• Try it
Collect every line below that contains the word "About".

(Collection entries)
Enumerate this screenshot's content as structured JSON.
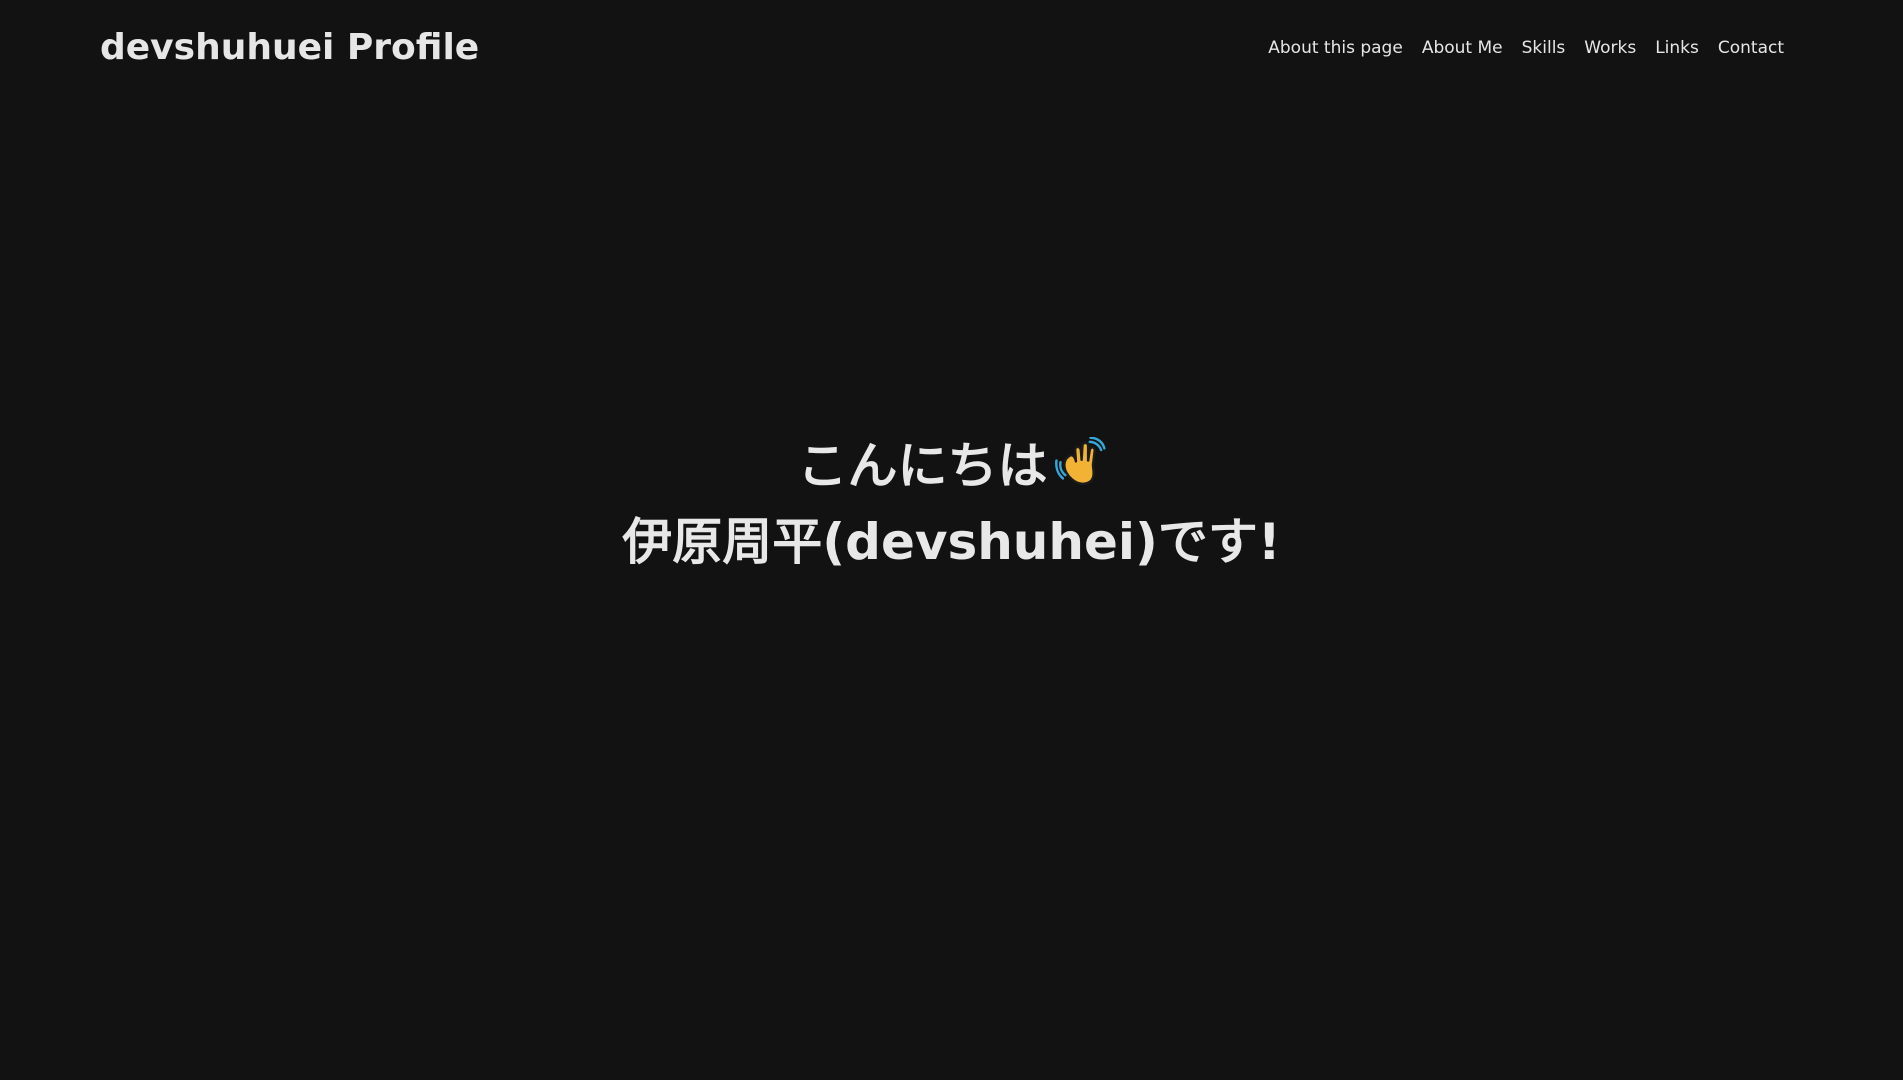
{
  "header": {
    "site_title": "devshuhuei Profile",
    "nav": [
      {
        "label": "About this page"
      },
      {
        "label": "About Me"
      },
      {
        "label": "Skills"
      },
      {
        "label": "Works"
      },
      {
        "label": "Links"
      },
      {
        "label": "Contact"
      }
    ]
  },
  "hero": {
    "greeting": "こんにちは",
    "greeting_icon": "waving-hand-icon",
    "intro": "伊原周平(devshuhei)です!"
  },
  "colors": {
    "background": "#121212",
    "text": "#e8e8e8",
    "wave_hand": "#f2b233",
    "wave_lines": "#35a8d8"
  }
}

• Response to the exercise
        "label": "About this page"
        "label": "About Me"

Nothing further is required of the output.